The crisis in Georgia seemed to catch much of the West napping.
Coinciding with the opening day of the Beijing Games — no Olympic truce in these cynical times — Europe and the U.S. were reduced to spluttering about sovereignty and demanding a ceasefire even as Russian forces advanced towards Tbilisi and reports of mass civilian casualties began to emerge. But beneath the headlines, the crisis poses serious questions for Europe and its strategy, such as it is, for dealing with a resurgent and potentially menacing Russia.
Europe has prided itself, in recent times, on the success of so-called “soft” power in achieving its goals. This can be seen most clearly in the enlargement of the European Union from 12 member states in 1986 to 27 today — with the dangling carrot of EU membership acting as a catalyst for reform in countries across Eastern Europe. This forms the basis for European policy, not only towards the former Yugoslavia and erstwhile Soviet states like Ukraine, Georgia, and Armenia (who form the object of the EU’s “neighborhood policy”), but also towards Russia itself. By locking former enemies into the international system through ever-closer economic, cultural, and political ties, so the theory goes, conflict becomes a less and less attractive means of solving problems. EU diplomats are fond of implying that Americans are from Mars, forever sabre-rattling and warning of air strikes, while Europeans are from Venus, preferring saturation love-bombing of their targets. The American retort is less flattering; as George Bush might put it, the problem with Europeans is that they don’t have a word for cojones.

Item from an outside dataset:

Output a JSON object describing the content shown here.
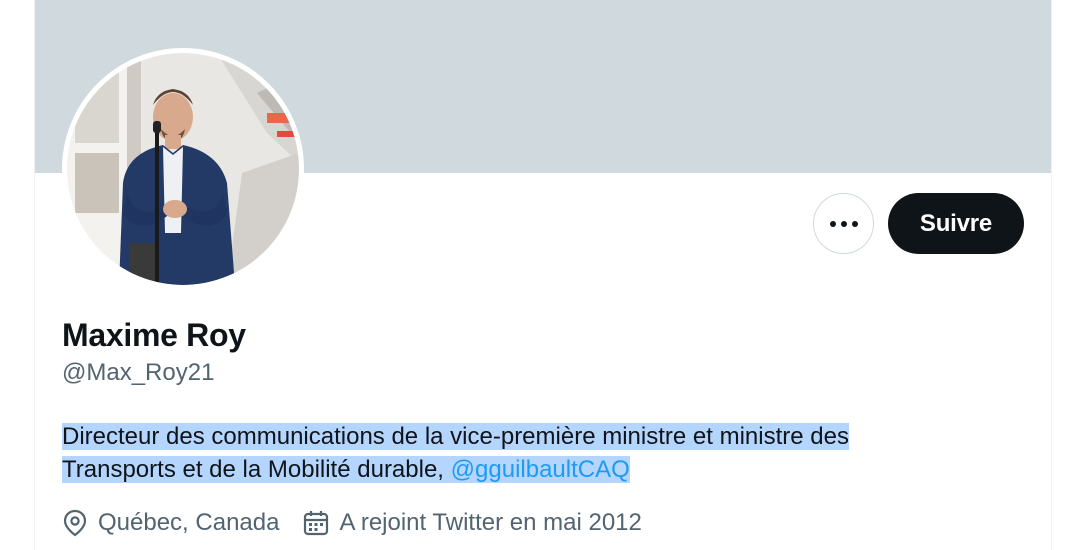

The failure of the ongoing EU/U.S. good cop/bad cop routine with the Iranian regime demonstrates the limits of soft power when dealing with a regime that’s not interested in playing the game by your rules. The mullahs are unimpressed by smooth European officials whose mantra seems to be to speak softly, but on no account carry a stick. Russia’s contempt for Western criticism merely emphasizes the point. This is acutely problematic if you’re Georgian, obviously, but it also carries long-term problems for Europe itself, because Russia’s actions have repercussions far beyond the Caucasus.
The Russians justified their military intervention with reference to the situation of ethnic Russian residents of South Ossetia and Abkhazia, and indeed the Georgian president had played into their hands by sending the tanks into the former at the beginning of the month in a thuggish, heavy-handed attempt to quell separatist sentiment. This gave Moscow all the cover it needed; after all, it gave the citizens of South Ossetia Russian passports in 2003. (This trick is worth keeping an eye on; Ukrainian politicians allege that Russia has been doling out passports to residents of the Crimea, too.)